When musician Eddie Marshall died last fall, he had been on the top rung of Bay Area jazz for more than 40 years. In 2000, he was the first recipient of the prestigious San Francisco Jazz Beacon award for lifetime achievement. Reporter David Ross spoke with Marshall in this piece from our archives.
On a beautiful summer day in a bucolic forest near the San Mateo coast, the sounds of Eddie Marshall’s drum set reverberates off the redwoods at Jazz Camp West, where jazz lovers of all ages go for a week each summer to study with jazz masters.
Marshall is one of the original faculty of Jazz Camp West, but he’s much better known in the jazz world as a player than a teacher. He’s been on the scene since the 1960s.
Originally from Springfield, Massachusetts, Marshall was a professional musician in his father’s band at age 14. Just a few years later, he thought he was good enough to take on New York City – the Big Apple – in the heyday of modern jazz. “I was in New York in ’57. What was I, eighteen?” Marshall remembers. He says in that first year, he “just couldn’t hang.”
“My whole life was just workin’ and practicing,” Marshall remembers. He was in the right place at the right time, learning at the knees of some of the legends of jazz drumming – even if he couldn’t quite keep up.
After a year of paying dues, Marshall found work touring with a brilliant young Japanese pianist who was making her name in America, Toshiko Akiyoshi. Then, after a stint in the army, Marshall toured with Dionne Warwick, who was churning out hit after hit in the 60s.

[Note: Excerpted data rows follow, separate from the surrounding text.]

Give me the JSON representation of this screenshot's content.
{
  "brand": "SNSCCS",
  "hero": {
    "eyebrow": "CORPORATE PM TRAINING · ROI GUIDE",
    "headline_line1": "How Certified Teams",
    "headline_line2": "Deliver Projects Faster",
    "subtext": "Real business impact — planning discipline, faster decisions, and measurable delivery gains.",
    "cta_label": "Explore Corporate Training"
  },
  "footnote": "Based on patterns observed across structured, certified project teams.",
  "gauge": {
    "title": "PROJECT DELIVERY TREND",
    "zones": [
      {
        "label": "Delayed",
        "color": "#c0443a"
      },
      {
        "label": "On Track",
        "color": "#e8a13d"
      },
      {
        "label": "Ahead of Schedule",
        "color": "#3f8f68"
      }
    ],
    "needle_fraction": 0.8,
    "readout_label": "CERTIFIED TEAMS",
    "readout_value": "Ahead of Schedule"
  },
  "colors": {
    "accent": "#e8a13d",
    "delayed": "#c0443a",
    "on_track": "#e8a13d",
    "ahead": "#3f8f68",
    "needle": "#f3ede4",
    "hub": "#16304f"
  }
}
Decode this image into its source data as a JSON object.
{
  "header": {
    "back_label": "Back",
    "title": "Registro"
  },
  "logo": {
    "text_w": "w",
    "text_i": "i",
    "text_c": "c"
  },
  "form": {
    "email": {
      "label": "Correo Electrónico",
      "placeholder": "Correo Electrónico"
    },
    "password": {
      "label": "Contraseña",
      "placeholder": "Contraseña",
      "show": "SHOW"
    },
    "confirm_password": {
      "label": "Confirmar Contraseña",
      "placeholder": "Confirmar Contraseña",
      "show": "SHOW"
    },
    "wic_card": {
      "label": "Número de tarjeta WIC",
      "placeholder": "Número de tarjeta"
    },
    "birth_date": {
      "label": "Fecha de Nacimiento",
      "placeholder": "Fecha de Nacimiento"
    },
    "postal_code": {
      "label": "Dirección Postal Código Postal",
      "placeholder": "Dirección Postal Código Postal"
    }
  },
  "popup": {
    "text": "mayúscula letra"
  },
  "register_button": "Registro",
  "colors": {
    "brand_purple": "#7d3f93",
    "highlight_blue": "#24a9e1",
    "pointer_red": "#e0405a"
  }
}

That led to visits to the Bay Area. When Warwick’s pianist Mike Nock asked Marshall to join him in a Bay Area-based pioneer jazz-fusion group called The Fourth Way, Marshall settled in.
Marshall, who lives in the Twin Peaks area of San Francisco, is known as a bebop drummer. He credits his success as an artist to his acceptance of all music.
“You can explain progress by saying the lack of progress is staying in one idiom or staying in one style, but to me, music changes, the boundaries change,” says Marshall. “The need to branch out and do something new is just overwhelming. Each style I’m interested in, I try to do the very best at it.”
Marshall’s openness has made him a favorite of not only jazz players, but fine musicians working in other idioms, like Latin drummer John Santos.
“He listens,” Santos explains. “That’s his whole thing. Even though he’s a great soloist, and a great bandleader and a great writer, all those things, the drum set is an accompanying instrument intended to lay a foundation. When I’m playing, he’s listening. He’s hearing what everyone’s playing. He’s the glue that puts everyone in a cohesive way.”
Marshall drums and plays the recorder with his own group called Holy Mischief. But he’s more likely to be found performing in a different band another legendary jazz man of Northern California, Bobby Hutcherson, who lives in Montara. Hutcherson and Marshall have toured all over the world since they joined forces in the 70s. Hutcherson says their relationship goes far beyond music.
“We travel, and when you travel, you’re together every day and you talk about everything. You share the same thoughts. We watch out for each other. We talk about our family situations a lot, a lot, how we work through family situations. My wife and I go camping, and Eddie and Sue will come up and go camping with us. He is my brother. Eddie’s my brother, that’s for sure.”